This commentary will run on the Dayton Daily News’ Ideas and Voices page Tuesday, July 6.  

Beavercreek resident David Shumway is a regular community contributors.

During this pandemic many of us are, or were, totally out of work: laid off or dismissed due to enforced closures or business failures.

But a fortunate large segment is able to work from home. And I started wondering what will happen when we have a proven vaccine and things reopen.

It’s not that we opened too early, the problem is that too many of us are unwilling to temporarily follow two simple societal rules for the benefit of others.

There are varied reasons for this (denial, carelessness, selfishness, ego, lack of leadership, strangely even politics), but the result is a continuing and even deepening crisis while the rest of the world watches.

After all, many businesses have required shirts and shoes for less reason for years and no one objected.

(Brief aside: Came up with a helpful motto, “Masks! And Get Apart!” Thought it would make a great acronym.)

But back to working at home. Many are enjoying the experience, not having to dress for work as much, no long commuting with accompanying traffic problems, substantial gas and car-wear savings, no daycare expenses and hassle, more convenient breaks and lunches, etc. So if it’s successful why would anyone want to return to the office? (Statistics from CNBC: 24 percent would like to stay at home after the pandemic, 55 percent plan to return to the office, and the rest are not sure.)

Before the pandemic, 9 percent of workers worked from home. Now 42 percent work at least some time at home. It’s tied to income, rising from 24 percent to 46 percent with rising income.

Maybe we have reached a point of no return, pun intended.

The technology for office and client communications will continually improve, and, in the long term, office space and office infrastructure will be less required.

Of course we’re talking about a small segment of the workforce.

Most workers don’t have that option.

All of our great manufacturing people must go to the factories. And retail stores will always require on-site workers.

But wait!

This COVID thing has given even more impetus to already strong on-line buying, even for things like groceries, Walmart and Kohls. Even service industries (utilities, delivery, lawn services, HVAC , etc.) are scheduling and responding from homes rather than offices.

So the trends were there before the pandemic, working and home and shopping online. The pandemic has greatly accelerated the inevitable, and the technologies which make both these things possible are advancing as well. The irreversible is happening. Even with a return to normalcy and an ability to get out of the home and do stuff, we will find a very different world of job descriptions, workplace cultures, shopping experiences, and societal interactions.

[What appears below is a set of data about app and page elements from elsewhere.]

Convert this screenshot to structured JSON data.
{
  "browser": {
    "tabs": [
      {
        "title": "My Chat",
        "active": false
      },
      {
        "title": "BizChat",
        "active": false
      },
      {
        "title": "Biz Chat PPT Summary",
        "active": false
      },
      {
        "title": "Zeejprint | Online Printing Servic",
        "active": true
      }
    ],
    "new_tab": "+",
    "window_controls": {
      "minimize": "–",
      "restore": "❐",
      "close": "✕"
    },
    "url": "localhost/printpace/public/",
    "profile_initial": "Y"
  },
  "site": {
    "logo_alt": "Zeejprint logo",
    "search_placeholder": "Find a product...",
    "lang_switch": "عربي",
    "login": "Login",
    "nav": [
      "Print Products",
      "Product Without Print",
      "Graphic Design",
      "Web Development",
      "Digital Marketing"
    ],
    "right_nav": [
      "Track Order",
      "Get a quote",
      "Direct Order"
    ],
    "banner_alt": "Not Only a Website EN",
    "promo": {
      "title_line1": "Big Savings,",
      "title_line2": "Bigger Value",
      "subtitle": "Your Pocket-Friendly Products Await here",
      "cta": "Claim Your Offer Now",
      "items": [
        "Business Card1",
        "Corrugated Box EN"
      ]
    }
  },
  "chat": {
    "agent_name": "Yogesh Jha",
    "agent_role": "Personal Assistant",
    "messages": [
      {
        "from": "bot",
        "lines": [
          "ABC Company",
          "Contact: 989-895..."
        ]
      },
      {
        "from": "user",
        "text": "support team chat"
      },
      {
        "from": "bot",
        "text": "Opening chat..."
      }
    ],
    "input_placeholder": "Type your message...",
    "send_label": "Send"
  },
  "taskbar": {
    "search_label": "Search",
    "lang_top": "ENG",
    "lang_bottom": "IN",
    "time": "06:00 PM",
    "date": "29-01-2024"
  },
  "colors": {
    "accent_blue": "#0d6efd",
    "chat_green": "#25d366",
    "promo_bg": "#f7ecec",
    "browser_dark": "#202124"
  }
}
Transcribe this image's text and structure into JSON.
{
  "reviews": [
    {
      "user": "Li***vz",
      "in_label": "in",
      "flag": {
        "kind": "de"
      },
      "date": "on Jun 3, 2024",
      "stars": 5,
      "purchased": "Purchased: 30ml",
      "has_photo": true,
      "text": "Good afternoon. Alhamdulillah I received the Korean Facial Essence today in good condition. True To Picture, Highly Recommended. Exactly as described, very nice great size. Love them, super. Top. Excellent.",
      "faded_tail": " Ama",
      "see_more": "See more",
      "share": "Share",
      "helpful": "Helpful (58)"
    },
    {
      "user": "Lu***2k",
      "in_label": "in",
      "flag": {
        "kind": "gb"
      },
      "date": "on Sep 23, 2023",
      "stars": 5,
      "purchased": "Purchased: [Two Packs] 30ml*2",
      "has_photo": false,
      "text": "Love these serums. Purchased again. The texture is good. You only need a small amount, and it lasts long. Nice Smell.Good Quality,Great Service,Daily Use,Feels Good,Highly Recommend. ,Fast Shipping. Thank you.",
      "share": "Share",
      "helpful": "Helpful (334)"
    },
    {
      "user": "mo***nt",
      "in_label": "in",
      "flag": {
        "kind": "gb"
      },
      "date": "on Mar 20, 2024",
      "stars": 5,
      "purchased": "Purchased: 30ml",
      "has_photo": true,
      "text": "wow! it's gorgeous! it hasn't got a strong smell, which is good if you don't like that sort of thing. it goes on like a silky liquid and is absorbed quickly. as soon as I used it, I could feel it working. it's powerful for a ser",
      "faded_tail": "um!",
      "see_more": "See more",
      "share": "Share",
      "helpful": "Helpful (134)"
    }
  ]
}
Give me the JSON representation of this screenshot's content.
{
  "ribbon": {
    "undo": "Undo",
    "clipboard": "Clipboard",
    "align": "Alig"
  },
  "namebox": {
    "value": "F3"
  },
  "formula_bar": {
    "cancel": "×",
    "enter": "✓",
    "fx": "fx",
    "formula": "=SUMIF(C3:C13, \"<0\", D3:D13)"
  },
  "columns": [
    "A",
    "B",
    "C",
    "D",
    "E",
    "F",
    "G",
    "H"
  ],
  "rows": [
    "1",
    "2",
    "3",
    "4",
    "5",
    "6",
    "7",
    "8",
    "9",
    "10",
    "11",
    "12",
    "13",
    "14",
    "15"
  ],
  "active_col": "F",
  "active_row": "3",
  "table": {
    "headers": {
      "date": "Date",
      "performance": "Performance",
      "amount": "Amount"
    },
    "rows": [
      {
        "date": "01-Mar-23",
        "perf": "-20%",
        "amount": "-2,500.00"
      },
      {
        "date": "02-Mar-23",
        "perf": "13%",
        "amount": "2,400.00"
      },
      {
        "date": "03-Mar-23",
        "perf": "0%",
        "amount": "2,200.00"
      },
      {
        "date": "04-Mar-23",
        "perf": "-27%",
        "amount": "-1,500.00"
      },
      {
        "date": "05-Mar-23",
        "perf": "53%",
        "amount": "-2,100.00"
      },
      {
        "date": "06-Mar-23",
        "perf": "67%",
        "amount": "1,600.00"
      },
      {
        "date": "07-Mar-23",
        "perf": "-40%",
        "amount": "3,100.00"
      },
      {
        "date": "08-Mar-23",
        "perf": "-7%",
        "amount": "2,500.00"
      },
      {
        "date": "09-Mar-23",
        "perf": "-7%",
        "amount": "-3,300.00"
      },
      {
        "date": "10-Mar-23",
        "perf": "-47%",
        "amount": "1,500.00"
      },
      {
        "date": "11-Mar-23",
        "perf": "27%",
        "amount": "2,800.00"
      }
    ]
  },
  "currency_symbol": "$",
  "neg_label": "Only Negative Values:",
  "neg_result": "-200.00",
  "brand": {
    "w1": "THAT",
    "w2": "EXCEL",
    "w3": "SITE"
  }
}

Way back in 1970 Alvin Toffler wrote “Future Shock,” about us trying to keep up with technology. But even that was underestimated. Broadly today we are experiencing literally-mind-boggling and rapid changes in technology, cultural diversity, and inclusion which challenge comfortable “norms.”

We poor humans, homo sapiens sapiens, are hard pressed to accommodate such rapid evolution. But we will. The workplace is just a small part of this.